Six Stories Above Queens, a Fine Spot for a Little Farming
Soil mix was hoisted on Thursday to a 40,000-square-foot roof where tomatoes, peppers and greens will soon be growing in Long Island City, Queens. Photo by Nicole Bengiveno.
Brooklyn Grange starts their farm
By Diane Cardwell
New York Times
May 13, 2010
The stretch of Northern Boulevard near 36th Street in Long Island City, Queens, is about as far from bucolic as it gets: Old industrial buildings loom, traffic whizzes by, car dealerships line the street. Off in the distance, Manhattan’s skyscrapers glitter, the trains rumble, and the closest thing to a meadow is a small patch of plants the Parks Department has named Triangle 37.
But six stories up, on the roof of one of those old buildings, an ambitious farm began to take shape on Thursday. Called Brooklyn Grange — the group behind it settled on the name before they settled on their borough — it will grow tomatoes, peppers, eggplants and leafy greens amid the air-conditioning units and water tower perched on the 40,000-square foot-roof.
Photo by Nicole Bengiveno.

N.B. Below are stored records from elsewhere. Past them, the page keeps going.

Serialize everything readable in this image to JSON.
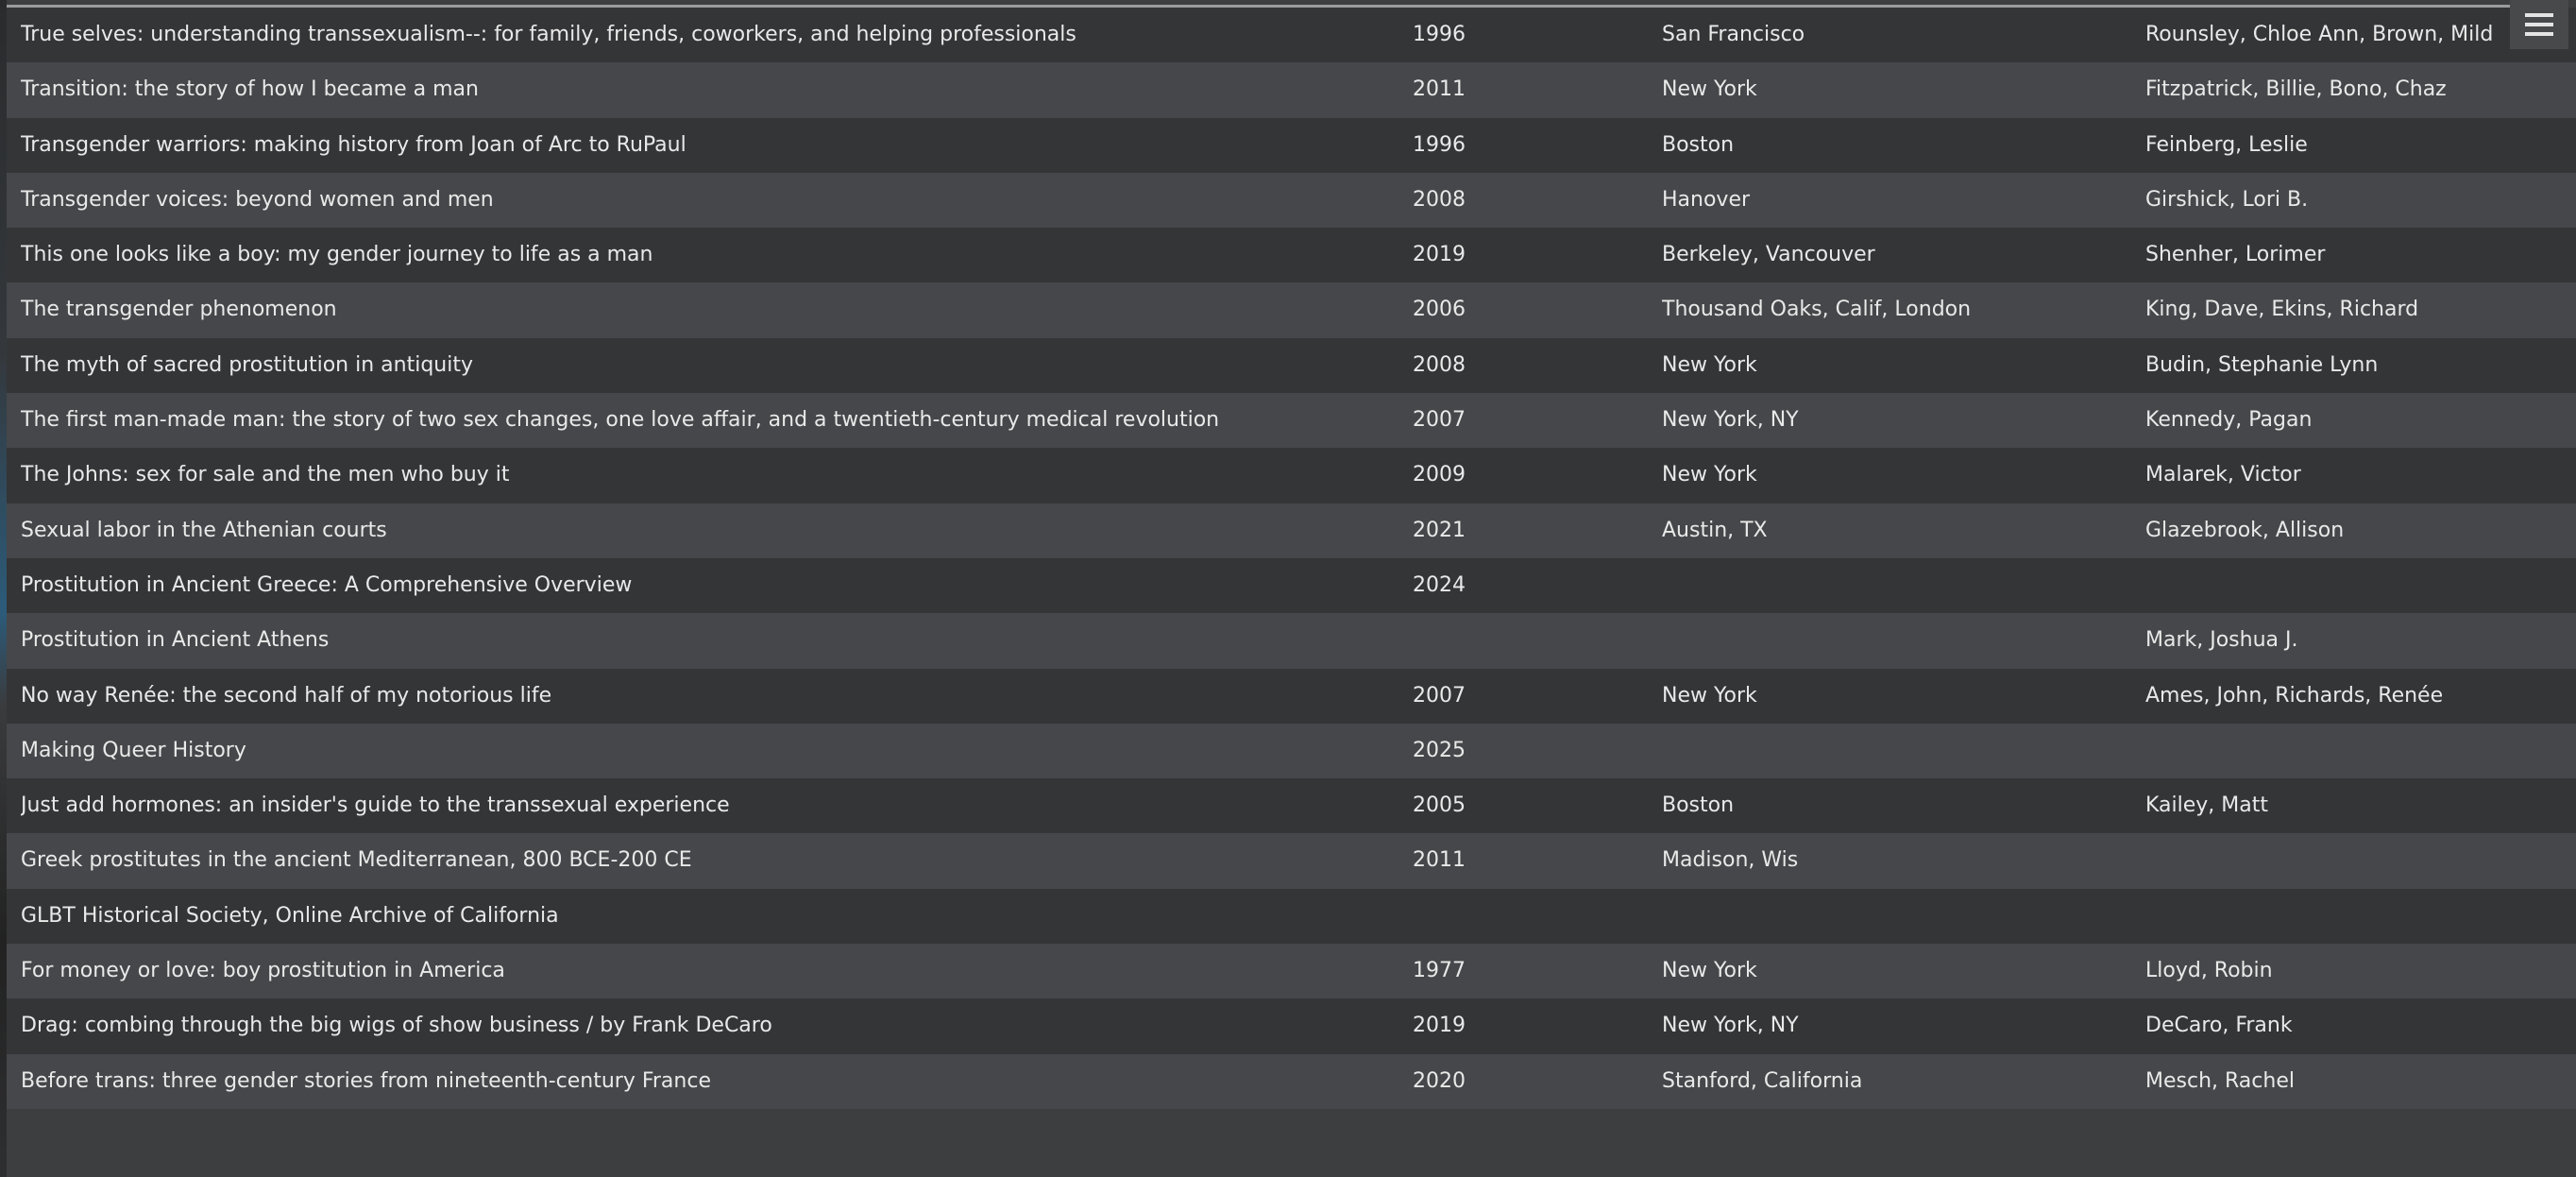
{
  "table": {
    "rows": [
      {
        "title": "True selves: understanding transsexualism--: for family, friends, coworkers, and helping professionals",
        "year": "1996",
        "place": "San Francisco",
        "author": "Rounsley, Chloe Ann, Brown, Mild"
      },
      {
        "title": "Transition: the story of how I became a man",
        "year": "2011",
        "place": "New York",
        "author": "Fitzpatrick, Billie, Bono, Chaz"
      },
      {
        "title": "Transgender warriors: making history from Joan of Arc to RuPaul",
        "year": "1996",
        "place": "Boston",
        "author": "Feinberg, Leslie"
      },
      {
        "title": "Transgender voices: beyond women and men",
        "year": "2008",
        "place": "Hanover",
        "author": "Girshick, Lori B."
      },
      {
        "title": "This one looks like a boy: my gender journey to life as a man",
        "year": "2019",
        "place": "Berkeley, Vancouver",
        "author": "Shenher, Lorimer"
      },
      {
        "title": "The transgender phenomenon",
        "year": "2006",
        "place": "Thousand Oaks, Calif, London",
        "author": "King, Dave, Ekins, Richard"
      },
      {
        "title": "The myth of sacred prostitution in antiquity",
        "year": "2008",
        "place": "New York",
        "author": "Budin, Stephanie Lynn"
      },
      {
        "title": "The first man-made man: the story of two sex changes, one love affair, and a twentieth-century medical revolution",
        "year": "2007",
        "place": "New York, NY",
        "author": "Kennedy, Pagan"
      },
      {
        "title": "The Johns: sex for sale and the men who buy it",
        "year": "2009",
        "place": "New York",
        "author": "Malarek, Victor"
      },
      {
        "title": "Sexual labor in the Athenian courts",
        "year": "2021",
        "place": "Austin, TX",
        "author": "Glazebrook, Allison"
      },
      {
        "title": "Prostitution in Ancient Greece: A Comprehensive Overview",
        "year": "2024",
        "place": "",
        "author": ""
      },
      {
        "title": "Prostitution in Ancient Athens",
        "year": "",
        "place": "",
        "author": "Mark, Joshua J."
      },
      {
        "title": "No way Renée: the second half of my notorious life",
        "year": "2007",
        "place": "New York",
        "author": "Ames, John, Richards, Renée"
      },
      {
        "title": "Making Queer History",
        "year": "2025",
        "place": "",
        "author": ""
      },
      {
        "title": "Just add hormones: an insider's guide to the transsexual experience",
        "year": "2005",
        "place": "Boston",
        "author": "Kailey, Matt"
      },
      {
        "title": "Greek prostitutes in the ancient Mediterranean, 800 BCE-200 CE",
        "year": "2011",
        "place": "Madison, Wis",
        "author": ""
      },
      {
        "title": "GLBT Historical Society, Online Archive of California",
        "year": "",
        "place": "",
        "author": ""
      },
      {
        "title": "For money or love: boy prostitution in America",
        "year": "1977",
        "place": "New York",
        "author": "Lloyd, Robin"
      },
      {
        "title": "Drag: combing through the big wigs of show business / by Frank DeCaro",
        "year": "2019",
        "place": "New York, NY",
        "author": "DeCaro, Frank"
      },
      {
        "title": "Before trans: three gender stories from nineteenth-century France",
        "year": "2020",
        "place": "Stanford, California",
        "author": "Mesch, Rachel"
      }
    ]
  },
  "menu_button": {
    "icon": "hamburger-menu-icon"
  },
  "colors": {
    "row_dark": "#343537",
    "row_light": "#46474a",
    "text": "#e9e9e9"
  }
}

Rooftop farms have been appearing recently across New York and the nation, but few have the scope of Brooklyn Grange, a for-profit venture started by Ben Flanner, a transplanted Wisconsinite, and the operators of Roberta’s, a popular restaurant that has become something of a farm-to-table clubhouse in Bushwick, Brooklyn.
The group plans to sell its vegetables — selected for their ability to thrive in the sunny, windy conditions of an open city roof — from a stand at the farm, and to a few restaurants.
But any garden is only as good as its dirt — in this case, almost a million pounds of Rooflite Intensive, an engineered soil mix that contains no actual soil. All day, a crane hoisted bag after enormous bag of the medium, each weighing more than a ton, up from the street at 37-18 Northern Boulevard.